“Check Please” takes advantage of virtual format to show struggles of online dating

This+year%27s+freshman+play%2C+%22Check+Please%22+went+through+the+mixed+experiences+of+online+dating.+Hosted+by+the+BHS+Drama+Society%2C+the+play+was+presented+via+Zoom.

LUCA KELLEY NIELSEN/SAGAMORE STAFF

This year’s freshman play, “Check Please” went through the mixed experiences of online dating. Hosted by the BHS Drama Society, the play was presented via Zoom.

From a foot-obsessed psychic to an onion-addict, online dating comes with many surprises. This year’s 9th grade play, “Check Please,” addressed the chaos of such an experience through a series of vivid and unusual personalities.

The cast held their first performance at 7 p.m. on Oct. 28 to audiences over Zoom. The show followed Guy (freshman Nathan Ives) and Girl (freshman Noor Harwell) as they participated in repetitive and often confusing conversations with their prospective partners and struggled to find true love.

As Guy and Girl explore their options with online dating, encountering a wild variety of distinct characters, neither find anyone worthy of a second date, until they accidentally encounter each other. The two date before ultimately breaking up, leading to their return to the dating scene. As the options for potential future partners dwindle, Guy and Girl become friends once again.

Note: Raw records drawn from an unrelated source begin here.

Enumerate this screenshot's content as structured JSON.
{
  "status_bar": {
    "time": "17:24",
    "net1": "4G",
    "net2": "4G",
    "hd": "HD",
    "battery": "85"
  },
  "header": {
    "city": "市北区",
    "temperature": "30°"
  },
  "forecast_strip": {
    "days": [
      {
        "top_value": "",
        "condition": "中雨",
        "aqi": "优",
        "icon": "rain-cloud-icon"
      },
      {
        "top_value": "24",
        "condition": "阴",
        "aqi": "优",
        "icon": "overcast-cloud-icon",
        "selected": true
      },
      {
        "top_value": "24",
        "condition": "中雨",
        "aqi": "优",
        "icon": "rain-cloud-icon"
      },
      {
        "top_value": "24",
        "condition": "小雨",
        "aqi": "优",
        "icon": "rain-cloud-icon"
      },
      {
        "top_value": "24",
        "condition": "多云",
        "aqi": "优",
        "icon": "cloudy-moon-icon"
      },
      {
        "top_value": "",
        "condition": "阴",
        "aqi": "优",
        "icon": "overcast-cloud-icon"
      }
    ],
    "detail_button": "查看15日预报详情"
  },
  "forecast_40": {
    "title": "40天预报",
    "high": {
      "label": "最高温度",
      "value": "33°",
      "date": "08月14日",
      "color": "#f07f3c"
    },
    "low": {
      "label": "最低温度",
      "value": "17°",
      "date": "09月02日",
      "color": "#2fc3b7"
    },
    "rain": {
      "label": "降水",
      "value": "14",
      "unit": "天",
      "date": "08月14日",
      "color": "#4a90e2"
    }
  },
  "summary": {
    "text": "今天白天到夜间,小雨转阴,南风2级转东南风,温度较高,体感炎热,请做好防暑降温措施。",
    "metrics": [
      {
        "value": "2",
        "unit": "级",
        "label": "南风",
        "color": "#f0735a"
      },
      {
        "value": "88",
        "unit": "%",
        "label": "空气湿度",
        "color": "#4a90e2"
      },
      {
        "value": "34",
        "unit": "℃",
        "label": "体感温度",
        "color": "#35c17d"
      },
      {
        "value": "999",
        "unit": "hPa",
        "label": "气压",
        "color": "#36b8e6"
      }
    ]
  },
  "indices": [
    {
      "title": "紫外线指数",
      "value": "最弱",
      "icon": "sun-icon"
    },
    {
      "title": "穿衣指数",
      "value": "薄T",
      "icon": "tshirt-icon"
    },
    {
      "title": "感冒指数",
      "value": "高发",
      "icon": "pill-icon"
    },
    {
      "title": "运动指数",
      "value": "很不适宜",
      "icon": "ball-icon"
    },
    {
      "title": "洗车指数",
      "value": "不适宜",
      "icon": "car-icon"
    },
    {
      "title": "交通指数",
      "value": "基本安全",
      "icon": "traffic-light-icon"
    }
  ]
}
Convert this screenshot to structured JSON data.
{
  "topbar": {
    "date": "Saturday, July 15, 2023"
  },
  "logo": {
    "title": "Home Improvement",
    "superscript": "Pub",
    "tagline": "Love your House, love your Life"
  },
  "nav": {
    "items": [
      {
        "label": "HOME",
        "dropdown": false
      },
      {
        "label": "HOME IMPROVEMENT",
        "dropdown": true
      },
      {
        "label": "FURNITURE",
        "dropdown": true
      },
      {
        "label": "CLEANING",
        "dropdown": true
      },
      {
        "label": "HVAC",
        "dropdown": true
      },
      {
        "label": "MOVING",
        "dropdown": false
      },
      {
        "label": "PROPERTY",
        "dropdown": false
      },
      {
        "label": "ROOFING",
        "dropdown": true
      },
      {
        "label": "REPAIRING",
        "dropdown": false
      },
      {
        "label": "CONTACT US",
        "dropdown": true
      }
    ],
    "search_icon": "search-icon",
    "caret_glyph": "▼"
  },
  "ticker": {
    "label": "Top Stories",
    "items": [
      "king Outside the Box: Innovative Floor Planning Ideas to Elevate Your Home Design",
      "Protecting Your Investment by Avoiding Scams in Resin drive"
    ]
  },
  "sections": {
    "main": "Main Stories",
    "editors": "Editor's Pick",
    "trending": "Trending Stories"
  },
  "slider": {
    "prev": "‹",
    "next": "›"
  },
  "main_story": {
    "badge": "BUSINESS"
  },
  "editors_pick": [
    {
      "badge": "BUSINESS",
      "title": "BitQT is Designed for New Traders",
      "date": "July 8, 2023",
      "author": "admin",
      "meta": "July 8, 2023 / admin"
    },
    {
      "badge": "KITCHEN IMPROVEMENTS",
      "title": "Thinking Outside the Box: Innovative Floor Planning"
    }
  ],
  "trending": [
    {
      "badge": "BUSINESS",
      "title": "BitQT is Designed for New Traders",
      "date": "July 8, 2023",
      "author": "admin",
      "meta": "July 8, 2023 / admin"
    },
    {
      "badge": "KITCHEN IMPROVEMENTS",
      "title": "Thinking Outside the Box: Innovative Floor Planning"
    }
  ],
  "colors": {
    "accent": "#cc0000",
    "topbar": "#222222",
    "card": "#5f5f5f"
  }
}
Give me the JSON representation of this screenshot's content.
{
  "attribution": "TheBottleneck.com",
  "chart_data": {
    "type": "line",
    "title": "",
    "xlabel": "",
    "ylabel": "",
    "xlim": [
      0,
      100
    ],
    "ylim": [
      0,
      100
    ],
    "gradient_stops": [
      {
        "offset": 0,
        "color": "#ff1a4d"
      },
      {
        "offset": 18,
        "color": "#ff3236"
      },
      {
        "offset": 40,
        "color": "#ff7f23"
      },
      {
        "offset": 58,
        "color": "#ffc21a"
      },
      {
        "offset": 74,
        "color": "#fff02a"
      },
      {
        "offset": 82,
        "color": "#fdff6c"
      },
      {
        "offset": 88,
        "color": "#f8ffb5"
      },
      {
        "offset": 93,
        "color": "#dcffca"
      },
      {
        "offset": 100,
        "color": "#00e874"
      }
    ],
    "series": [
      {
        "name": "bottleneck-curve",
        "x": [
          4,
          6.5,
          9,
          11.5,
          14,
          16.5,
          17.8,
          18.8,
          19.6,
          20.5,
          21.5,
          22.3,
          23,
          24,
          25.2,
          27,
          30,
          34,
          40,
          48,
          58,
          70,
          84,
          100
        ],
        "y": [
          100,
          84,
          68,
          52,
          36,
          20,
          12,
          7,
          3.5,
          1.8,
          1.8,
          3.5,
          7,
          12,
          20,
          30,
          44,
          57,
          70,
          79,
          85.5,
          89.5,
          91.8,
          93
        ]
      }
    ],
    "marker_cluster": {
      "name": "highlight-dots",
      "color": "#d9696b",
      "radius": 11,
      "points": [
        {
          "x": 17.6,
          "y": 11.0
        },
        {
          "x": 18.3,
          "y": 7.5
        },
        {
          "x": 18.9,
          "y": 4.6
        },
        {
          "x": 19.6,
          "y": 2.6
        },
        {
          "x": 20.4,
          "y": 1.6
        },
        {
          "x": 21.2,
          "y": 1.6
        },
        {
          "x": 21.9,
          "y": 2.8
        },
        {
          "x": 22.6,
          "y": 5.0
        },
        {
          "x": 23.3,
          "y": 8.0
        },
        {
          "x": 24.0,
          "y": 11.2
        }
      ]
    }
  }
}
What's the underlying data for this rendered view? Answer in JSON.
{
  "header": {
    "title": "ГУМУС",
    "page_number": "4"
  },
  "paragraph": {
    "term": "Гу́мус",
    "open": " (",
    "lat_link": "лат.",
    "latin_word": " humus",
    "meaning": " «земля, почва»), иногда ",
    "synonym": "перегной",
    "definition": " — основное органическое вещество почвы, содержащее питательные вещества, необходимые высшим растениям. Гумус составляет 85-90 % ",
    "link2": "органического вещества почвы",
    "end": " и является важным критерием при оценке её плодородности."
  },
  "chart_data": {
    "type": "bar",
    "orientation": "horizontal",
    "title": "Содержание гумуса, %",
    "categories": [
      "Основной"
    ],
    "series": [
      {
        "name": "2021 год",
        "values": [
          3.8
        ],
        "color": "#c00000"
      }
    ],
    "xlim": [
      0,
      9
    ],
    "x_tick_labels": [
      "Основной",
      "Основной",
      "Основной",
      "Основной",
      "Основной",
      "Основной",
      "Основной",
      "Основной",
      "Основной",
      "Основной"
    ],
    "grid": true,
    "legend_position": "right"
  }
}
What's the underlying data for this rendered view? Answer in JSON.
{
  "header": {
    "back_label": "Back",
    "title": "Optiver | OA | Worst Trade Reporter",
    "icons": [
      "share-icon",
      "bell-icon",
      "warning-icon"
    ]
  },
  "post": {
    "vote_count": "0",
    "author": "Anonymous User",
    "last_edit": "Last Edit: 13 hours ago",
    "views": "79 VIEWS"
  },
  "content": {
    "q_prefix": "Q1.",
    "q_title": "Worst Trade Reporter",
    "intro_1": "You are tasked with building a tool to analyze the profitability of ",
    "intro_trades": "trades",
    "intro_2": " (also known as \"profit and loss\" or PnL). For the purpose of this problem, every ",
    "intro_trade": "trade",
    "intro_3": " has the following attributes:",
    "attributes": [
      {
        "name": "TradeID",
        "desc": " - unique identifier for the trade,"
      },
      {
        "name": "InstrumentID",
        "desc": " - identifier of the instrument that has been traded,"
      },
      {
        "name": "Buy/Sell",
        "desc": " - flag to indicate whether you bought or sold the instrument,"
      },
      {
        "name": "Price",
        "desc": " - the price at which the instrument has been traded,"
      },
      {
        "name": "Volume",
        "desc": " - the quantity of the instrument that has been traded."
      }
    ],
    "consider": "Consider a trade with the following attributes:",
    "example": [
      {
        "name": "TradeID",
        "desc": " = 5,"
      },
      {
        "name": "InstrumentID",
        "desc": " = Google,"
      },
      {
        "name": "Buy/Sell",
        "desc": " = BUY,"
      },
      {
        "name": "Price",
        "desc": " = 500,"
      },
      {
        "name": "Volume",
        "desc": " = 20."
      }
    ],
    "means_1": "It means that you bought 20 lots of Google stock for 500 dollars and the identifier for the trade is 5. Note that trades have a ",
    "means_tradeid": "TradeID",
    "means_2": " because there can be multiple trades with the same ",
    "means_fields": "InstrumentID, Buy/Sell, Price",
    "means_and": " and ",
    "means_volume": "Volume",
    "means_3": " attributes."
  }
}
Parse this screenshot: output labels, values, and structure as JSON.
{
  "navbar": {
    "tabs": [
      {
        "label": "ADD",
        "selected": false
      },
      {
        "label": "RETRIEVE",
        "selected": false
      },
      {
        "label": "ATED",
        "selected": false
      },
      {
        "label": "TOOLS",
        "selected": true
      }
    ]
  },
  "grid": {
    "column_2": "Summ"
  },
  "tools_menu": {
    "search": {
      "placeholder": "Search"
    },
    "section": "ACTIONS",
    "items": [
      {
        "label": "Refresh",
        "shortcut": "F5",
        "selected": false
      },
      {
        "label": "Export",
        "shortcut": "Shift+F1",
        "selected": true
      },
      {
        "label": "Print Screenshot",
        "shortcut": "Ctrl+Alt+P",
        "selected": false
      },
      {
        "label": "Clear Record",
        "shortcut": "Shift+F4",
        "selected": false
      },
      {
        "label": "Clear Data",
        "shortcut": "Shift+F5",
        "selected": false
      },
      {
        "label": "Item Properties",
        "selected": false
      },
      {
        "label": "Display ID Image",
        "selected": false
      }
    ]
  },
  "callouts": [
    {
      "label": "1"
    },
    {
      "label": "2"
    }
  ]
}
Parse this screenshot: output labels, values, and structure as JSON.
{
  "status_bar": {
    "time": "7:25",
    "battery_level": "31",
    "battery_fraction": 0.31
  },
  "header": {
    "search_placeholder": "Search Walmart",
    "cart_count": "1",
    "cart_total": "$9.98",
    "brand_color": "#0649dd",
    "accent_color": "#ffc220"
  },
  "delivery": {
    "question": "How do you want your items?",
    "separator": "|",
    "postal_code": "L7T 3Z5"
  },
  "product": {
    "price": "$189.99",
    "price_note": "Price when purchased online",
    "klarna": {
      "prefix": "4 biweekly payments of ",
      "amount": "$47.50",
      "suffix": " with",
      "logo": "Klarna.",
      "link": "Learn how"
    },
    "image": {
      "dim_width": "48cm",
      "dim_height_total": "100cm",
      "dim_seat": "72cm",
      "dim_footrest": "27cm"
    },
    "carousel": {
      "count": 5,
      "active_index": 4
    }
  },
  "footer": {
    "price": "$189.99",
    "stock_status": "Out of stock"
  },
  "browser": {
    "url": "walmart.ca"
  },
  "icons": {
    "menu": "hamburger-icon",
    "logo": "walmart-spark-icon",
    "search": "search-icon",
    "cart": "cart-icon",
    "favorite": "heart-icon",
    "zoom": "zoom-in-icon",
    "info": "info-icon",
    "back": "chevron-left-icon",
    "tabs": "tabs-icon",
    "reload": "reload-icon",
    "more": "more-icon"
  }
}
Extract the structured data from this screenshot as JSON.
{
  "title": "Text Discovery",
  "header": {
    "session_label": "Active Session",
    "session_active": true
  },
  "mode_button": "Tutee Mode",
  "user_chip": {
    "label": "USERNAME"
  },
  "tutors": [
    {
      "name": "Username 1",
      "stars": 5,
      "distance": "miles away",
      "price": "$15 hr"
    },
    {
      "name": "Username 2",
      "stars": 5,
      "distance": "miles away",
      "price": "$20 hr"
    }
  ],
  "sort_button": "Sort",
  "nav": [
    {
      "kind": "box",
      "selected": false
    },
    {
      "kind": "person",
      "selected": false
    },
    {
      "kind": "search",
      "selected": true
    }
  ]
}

To accommodate COVID-19 safety precautions, the BHS Drama Society hosted the event without any backgrounds, lighting or other usual add-ons. The performers used household items as props and even without any staging elements, demonstrated the personalities of the characters exceptionally well.

Taking a brief break from their less than satisfactory attempts at dating, in humorous side by side scenes with their best friends, Guy, Girl, Kim (freshman Sophia Sharooz) and Hank (freshman Christa Washburn) shared their problems from their explorations of online dating. The actors utilized the virtual platform by pretending to be on their phones and playing video games with one another.

Following their sudden breakup, Guy and Girl tried to return to the online dating scene with limited success. Girl begins her journey with Brandon (freshman Louis Kaufman) on what originally seems like a successful date. Throughout the scene, Kaufman emphasized the character’s flamboyance, wearing a loose, colorful tie, and being truly engaged in his date with Girl. When he ultimately reveals himself to be gay, and simply practicing for a role as a straight character in an play, Girl is shocked and betrayed and continues onto her next date.

Guy goes on a date with Linda (freshman Sigal Soloman), who mentions her imaginary friend, Walter who resembles the opposite of her personality. Linda presented Walter by arguing with herself on many issues, inserting sharp contrast between emotions as she switched back and forth between herself and this alter-ego. Solomon’s skillful voicework and physicality made this performance especially entertaining.

Girl then meets with Eddie (freshman Fabian Ugalde), who seems to be perfect for her. Eddie shares how he has the exact same backstory as Girl, which like many of the other characters is out of the ordinary. Tension builds in the scene, peaking when it is revealed they are cousins, with the virtual format making their exaggerated facial expressions even better. Girl and Eddie both screamed at the end of the scene, which added to the already enhanced comedic effects of the play and served as a great transition into the final scene.

After all of their attempts in finding new people to date, Guy and Girl come back together to discuss their struggles in online dating. They mutually agree to start off as friends again, and if things go well, possibly get back together. Guy is now more composed in his conversation with Girl, hinting at the possibility of a relationship between the two.

Throughout the play, the characters show their emotions mostly through direct physical expression rather than any other forms of communication. Props were used extremely effectively throughout, including an especially exciting cross-screen laundry-toss near the end of the show.

The production’s Zoom format enhanced many of the smaller details that would not have shined through in an in-person environment. The online dating experiences portrayed by the cast shows how students can enhance their remote learning experiences and the exciting things that can happen over Zoom. By showing the true life-changing potential of online interfaces, the play illustrated that perhaps life over the internet isn’t such a bad thing after all.

To watch their second performance of “Checks Please”, visit this link on Oct. 30 at 6:50 p.m. https://brooklinema.zoomgov.com/j/1617053417